→ WORK ITEM: With every picture left out, give the data below back exactly.

→ MATERIAL FOR THE TASK:
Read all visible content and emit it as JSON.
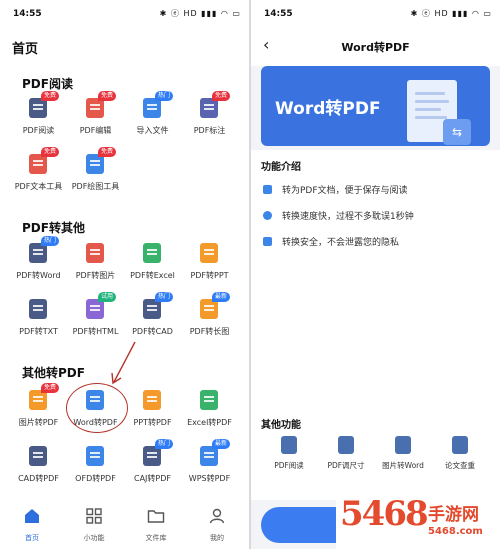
{
  "left": {
    "status_time": "14:55",
    "status_icons": "✱ ⓔ HD ▮▮▮ ◠ ▭",
    "page_title": "首页",
    "sections": [
      {
        "title": "PDF阅读",
        "tiles": [
          {
            "label": "PDF阅读",
            "badge": "免费",
            "color": "navy"
          },
          {
            "label": "PDF编辑",
            "badge": "免费",
            "color": "red"
          },
          {
            "label": "导入文件",
            "badge": "热门",
            "color": "blue"
          },
          {
            "label": "PDF标注",
            "badge": "免费",
            "color": "violet"
          },
          {
            "label": "PDF文本工具",
            "badge": "免费",
            "color": "red"
          },
          {
            "label": "PDF绘图工具",
            "badge": "免费",
            "color": "blue"
          }
        ]
      },
      {
        "title": "PDF转其他",
        "tiles": [
          {
            "label": "PDF转Word",
            "badge": "热门",
            "color": "navy"
          },
          {
            "label": "PDF转图片",
            "badge": "",
            "color": "red"
          },
          {
            "label": "PDF转Excel",
            "badge": "",
            "color": "green"
          },
          {
            "label": "PDF转PPT",
            "badge": "",
            "color": "orange"
          },
          {
            "label": "PDF转TXT",
            "badge": "",
            "color": "navy"
          },
          {
            "label": "PDF转HTML",
            "badge": "试用",
            "color": "purple"
          },
          {
            "label": "PDF转CAD",
            "badge": "热门",
            "color": "navy"
          },
          {
            "label": "PDF转长图",
            "badge": "最新",
            "color": "orange"
          }
        ]
      },
      {
        "title": "其他转PDF",
        "tiles": [
          {
            "label": "图片转PDF",
            "badge": "免费",
            "color": "orange"
          },
          {
            "label": "Word转PDF",
            "badge": "",
            "color": "blue"
          },
          {
            "label": "PPT转PDF",
            "badge": "",
            "color": "orange"
          },
          {
            "label": "Excel转PDF",
            "badge": "",
            "color": "green"
          },
          {
            "label": "CAD转PDF",
            "badge": "",
            "color": "navy"
          },
          {
            "label": "OFD转PDF",
            "badge": "",
            "color": "blue"
          },
          {
            "label": "CAJ转PDF",
            "badge": "热门",
            "color": "navy"
          },
          {
            "label": "WPS转PDF",
            "badge": "最新",
            "color": "blue"
          }
        ]
      }
    ],
    "tabs": [
      {
        "label": "首页",
        "icon": "home-icon",
        "active": true
      },
      {
        "label": "小功能",
        "icon": "grid-icon",
        "active": false
      },
      {
        "label": "文件库",
        "icon": "folder-icon",
        "active": false
      },
      {
        "label": "我的",
        "icon": "user-icon",
        "active": false
      }
    ]
  },
  "right": {
    "status_time": "14:55",
    "status_icons": "✱ ⓔ HD ▮▮▮ ◠ ▭",
    "title": "Word转PDF",
    "banner_text": "Word转PDF",
    "intro_title": "功能介绍",
    "features": [
      "转为PDF文档，便于保存与阅读",
      "转换速度快，过程不多耽误1秒钟",
      "转换安全，不会泄露您的隐私"
    ],
    "other_title": "其他功能",
    "other_funcs": [
      "PDF阅读",
      "PDF调尺寸",
      "图片转Word",
      "论文查重"
    ]
  },
  "watermark": {
    "number": "5468",
    "name": "手游网",
    "url": "5468.com"
  },
  "colors": {
    "navy": "#4a5a86",
    "red": "#e4574b",
    "blue": "#3b86e6",
    "violet": "#5a63b0",
    "green": "#39b36b",
    "orange": "#f39a2b",
    "purple": "#8b67d6",
    "accent": "#2e6fe0",
    "annotation": "#b5332a"
  }
}
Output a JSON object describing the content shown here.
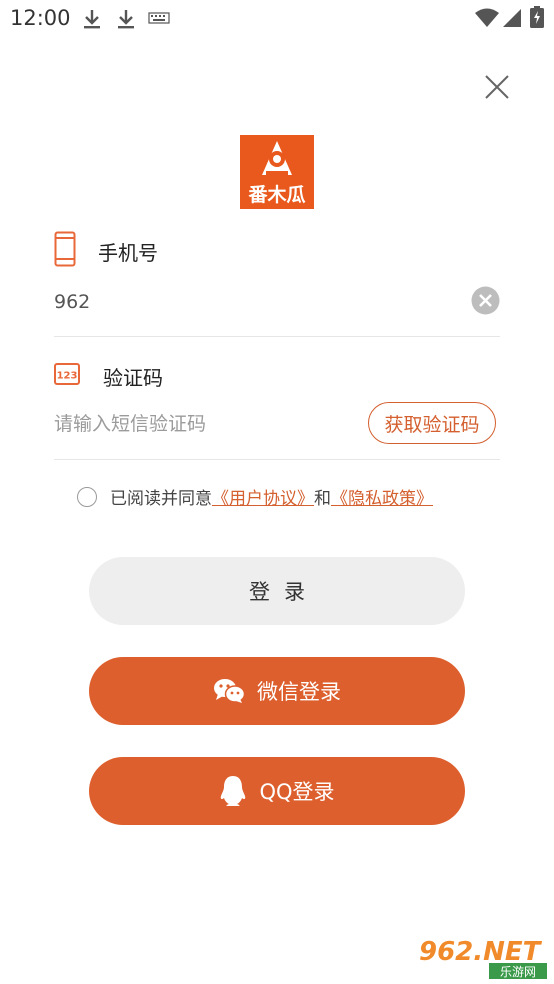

→ RESULT FOR THIS TASK:
Read all visible content and emit it as JSON.
{
  "left": {
    "status_time": "14:55",
    "status_icons": "✱ ⓔ HD ▮▮▮ ◠ ▭",
    "page_title": "首页",
    "sections": [
      {
        "title": "PDF阅读",
        "tiles": [
          {
            "label": "PDF阅读",
            "badge": "免费",
            "color": "navy"
          },
          {
            "label": "PDF编辑",
            "badge": "免费",
            "color": "red"
          },
          {
            "label": "导入文件",
            "badge": "热门",
            "color": "blue"
          },
          {
            "label": "PDF标注",
            "badge": "免费",
            "color": "violet"
          },
          {
            "label": "PDF文本工具",
            "badge": "免费",
            "color": "red"
          },
          {
            "label": "PDF绘图工具",
            "badge": "免费",
            "color": "blue"
          }
        ]
      },
      {
        "title": "PDF转其他",
        "tiles": [
          {
            "label": "PDF转Word",
            "badge": "热门",
            "color": "navy"
          },
          {
            "label": "PDF转图片",
            "badge": "",
            "color": "red"
          },
          {
            "label": "PDF转Excel",
            "badge": "",
            "color": "green"
          },
          {
            "label": "PDF转PPT",
            "badge": "",
            "color": "orange"
          },
          {
            "label": "PDF转TXT",
            "badge": "",
            "color": "navy"
          },
          {
            "label": "PDF转HTML",
            "badge": "试用",
            "color": "purple"
          },
          {
            "label": "PDF转CAD",
            "badge": "热门",
            "color": "navy"
          },
          {
            "label": "PDF转长图",
            "badge": "最新",
            "color": "orange"
          }
        ]
      },
      {
        "title": "其他转PDF",
        "tiles": [
          {
            "label": "图片转PDF",
            "badge": "免费",
            "color": "orange"
          },
          {
            "label": "Word转PDF",
            "badge": "",
            "color": "blue"
          },
          {
            "label": "PPT转PDF",
            "badge": "",
            "color": "orange"
          },
          {
            "label": "Excel转PDF",
            "badge": "",
            "color": "green"
          },
          {
            "label": "CAD转PDF",
            "badge": "",
            "color": "navy"
          },
          {
            "label": "OFD转PDF",
            "badge": "",
            "color": "blue"
          },
          {
            "label": "CAJ转PDF",
            "badge": "热门",
            "color": "navy"
          },
          {
            "label": "WPS转PDF",
            "badge": "最新",
            "color": "blue"
          }
        ]
      }
    ],
    "tabs": [
      {
        "label": "首页",
        "icon": "home-icon",
        "active": true
      },
      {
        "label": "小功能",
        "icon": "grid-icon",
        "active": false
      },
      {
        "label": "文件库",
        "icon": "folder-icon",
        "active": false
      },
      {
        "label": "我的",
        "icon": "user-icon",
        "active": false
      }
    ]
  },
  "right": {
    "status_time": "14:55",
    "status_icons": "✱ ⓔ HD ▮▮▮ ◠ ▭",
    "title": "Word转PDF",
    "banner_text": "Word转PDF",
    "intro_title": "功能介绍",
    "features": [
      "转为PDF文档，便于保存与阅读",
      "转换速度快，过程不多耽误1秒钟",
      "转换安全，不会泄露您的隐私"
    ],
    "other_title": "其他功能",
    "other_funcs": [
      "PDF阅读",
      "PDF调尺寸",
      "图片转Word",
      "论文查重"
    ]
  },
  "watermark": {
    "number": "5468",
    "name": "手游网",
    "url": "5468.com"
  },
  "colors": {
    "navy": "#4a5a86",
    "red": "#e4574b",
    "blue": "#3b86e6",
    "violet": "#5a63b0",
    "green": "#39b36b",
    "orange": "#f39a2b",
    "purple": "#8b67d6",
    "accent": "#2e6fe0",
    "annotation": "#b5332a"
  }
}
Output a JSON object describing the content shown here.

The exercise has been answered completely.